WHAT YOU NEED TO DO | All of the records are to be copied out exactly, with nothing left out.

== RECORDS TO PROCESS ==

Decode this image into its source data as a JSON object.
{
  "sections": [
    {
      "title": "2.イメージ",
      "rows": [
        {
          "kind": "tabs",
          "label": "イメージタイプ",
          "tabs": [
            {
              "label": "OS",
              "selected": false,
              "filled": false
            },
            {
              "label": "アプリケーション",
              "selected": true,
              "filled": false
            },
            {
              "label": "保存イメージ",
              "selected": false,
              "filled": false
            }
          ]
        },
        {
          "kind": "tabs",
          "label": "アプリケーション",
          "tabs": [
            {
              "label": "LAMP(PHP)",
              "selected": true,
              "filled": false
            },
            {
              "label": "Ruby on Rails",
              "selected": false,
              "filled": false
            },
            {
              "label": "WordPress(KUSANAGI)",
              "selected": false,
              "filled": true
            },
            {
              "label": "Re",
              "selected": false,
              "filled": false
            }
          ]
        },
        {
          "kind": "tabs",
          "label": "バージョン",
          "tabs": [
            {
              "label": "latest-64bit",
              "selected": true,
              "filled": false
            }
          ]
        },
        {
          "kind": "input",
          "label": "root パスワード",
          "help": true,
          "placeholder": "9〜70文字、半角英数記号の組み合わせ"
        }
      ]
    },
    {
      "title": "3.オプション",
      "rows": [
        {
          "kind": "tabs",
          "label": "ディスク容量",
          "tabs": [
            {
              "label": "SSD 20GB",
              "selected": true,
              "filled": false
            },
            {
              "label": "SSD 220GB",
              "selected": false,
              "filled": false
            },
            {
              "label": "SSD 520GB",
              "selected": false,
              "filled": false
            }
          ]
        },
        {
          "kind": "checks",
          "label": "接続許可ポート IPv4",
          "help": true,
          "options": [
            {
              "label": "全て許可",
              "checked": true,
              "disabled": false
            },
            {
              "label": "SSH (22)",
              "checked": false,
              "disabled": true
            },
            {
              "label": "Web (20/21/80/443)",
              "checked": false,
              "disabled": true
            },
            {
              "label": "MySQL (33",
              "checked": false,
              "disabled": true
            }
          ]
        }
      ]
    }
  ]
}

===

OUTPUT FOR THIS TASK |
Decode this image into its source data as a JSON object.
{
  "sections": [
    {
      "title": "2.イメージ",
      "rows": [
        {
          "kind": "tabs",
          "label": "イメージタイプ",
          "tabs": [
            {
              "label": "OS",
              "selected": false,
              "filled": false
            },
            {
              "label": "アプリケーション",
              "selected": true,
              "filled": false
            },
            {
              "label": "保存イメージ",
              "selected": false,
              "filled": false
            }
          ]
        },
        {
          "kind": "tabs",
          "label": "アプリケーション",
          "tabs": [
            {
              "label": "LAMP(PHP)",
              "selected": true,
              "filled": false
            },
            {
              "label": "Ruby on Rails",
              "selected": false,
              "filled": false
            },
            {
              "label": "WordPress(KUSANAGI)",
              "selected": false,
              "filled": true
            },
            {
              "label": "Re",
              "selected": false,
              "filled": false
            }
          ]
        },
        {
          "kind": "tabs",
          "label": "バージョン",
          "tabs": [
            {
              "label": "latest-64bit",
              "selected": true,
              "filled": false
            }
          ]
        },
        {
          "kind": "input",
          "label": "root パスワード",
          "help": true,
          "placeholder": "9〜70文字、半角英数記号の組み合わせ"
        }
      ]
    },
    {
      "title": "3.オプション",
      "rows": [
        {
          "kind": "tabs",
          "label": "ディスク容量",
          "tabs": [
            {
              "label": "SSD 20GB",
              "selected": true,
              "filled": false
            },
            {
              "label": "SSD 220GB",
              "selected": false,
              "filled": false
            },
            {
              "label": "SSD 520GB",
              "selected": false,
              "filled": false
            }
          ]
        },
        {
          "kind": "checks",
          "label": "接続許可ポート IPv4",
          "help": true,
          "options": [
            {
              "label": "全て許可",
              "checked": true,
              "disabled": false
            },
            {
              "label": "SSH (22)",
              "checked": false,
              "disabled": true
            },
            {
              "label": "Web (20/21/80/443)",
              "checked": false,
              "disabled": true
            },
            {
              "label": "MySQL (33",
              "checked": false,
              "disabled": true
            }
          ]
        }
      ]
    }
  ]
}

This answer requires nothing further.